"I have always had an interest in school board," said Shields, whose youngest child, Jerod, graduated from Central High School last year.
She said she has always been an involved parent who has been a classroom volunteer and served on parent advisory committees when her children attended Saroyan Elementary, Rio Vista Middle and Central High schools.
Election to the district's governing board is just a logical extension of her work to improve Central schools, said Shields.
She said the biggest concern facing Central Unified today is academics -- specifically student test scores and the need to improve them. Shields calls herself a parent advocate because she was often the "go-to" person at her children's schools when other parents needed to get something done or had questions. "A lot of them thought I worked for the school," she joked.
Geringer realizes she will have to work to win her seat and wonders what effect the district's recent change to by-district voting will have on the election.
Many districts have altered board elections after coming under fire for not adhering to the 2002 Voting Rights Act. The act requires public agencies to elect by districts if it's proven that at-large elections -- in which all voters can vote for any candidate -- lessen the chances for a minority candidate to win. Hispanic groups have pushed for such changes, saying candidates favored by minorities lose elections to white candidates who have the money to finance large, citywide campaigns.
Geringer said that since it's a smaller pool of people voting in Area 2, "I could lose this election."
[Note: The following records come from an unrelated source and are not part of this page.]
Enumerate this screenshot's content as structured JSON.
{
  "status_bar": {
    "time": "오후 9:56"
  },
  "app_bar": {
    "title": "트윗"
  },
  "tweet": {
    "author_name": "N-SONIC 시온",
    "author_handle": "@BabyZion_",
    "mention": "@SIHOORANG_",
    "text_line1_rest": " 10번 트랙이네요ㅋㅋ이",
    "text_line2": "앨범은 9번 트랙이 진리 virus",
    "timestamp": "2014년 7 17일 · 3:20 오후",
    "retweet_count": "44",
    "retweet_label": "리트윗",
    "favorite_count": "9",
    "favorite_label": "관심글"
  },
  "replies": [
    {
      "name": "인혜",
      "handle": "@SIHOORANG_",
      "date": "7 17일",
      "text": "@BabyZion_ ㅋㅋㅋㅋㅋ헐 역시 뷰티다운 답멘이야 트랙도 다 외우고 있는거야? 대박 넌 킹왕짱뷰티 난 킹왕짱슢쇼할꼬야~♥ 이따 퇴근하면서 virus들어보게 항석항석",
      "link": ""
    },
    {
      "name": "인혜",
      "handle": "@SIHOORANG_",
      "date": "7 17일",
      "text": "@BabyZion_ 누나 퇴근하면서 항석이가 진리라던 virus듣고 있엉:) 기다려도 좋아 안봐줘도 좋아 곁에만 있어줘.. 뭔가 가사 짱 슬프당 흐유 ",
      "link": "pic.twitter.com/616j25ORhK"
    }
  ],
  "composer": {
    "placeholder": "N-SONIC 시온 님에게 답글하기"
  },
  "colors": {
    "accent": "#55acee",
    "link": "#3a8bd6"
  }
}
Meanwhile, voters elsewhere in the district who previously were able to vote for her are concerned that they no longer have her support, which is not true, Geringer said.
One of the biggest issues she sees in Central Unified is growth and the need for additional schools -- even at a time when voters may not want to approve more bond measures. "We were fortunate to pass the last bond issue," she said.
Another brewing issue is whether the district should switch to full-day kindergarten, upon which she is still undecided. Geringer said she is leaning against it because there aren't enough aides to help teachers.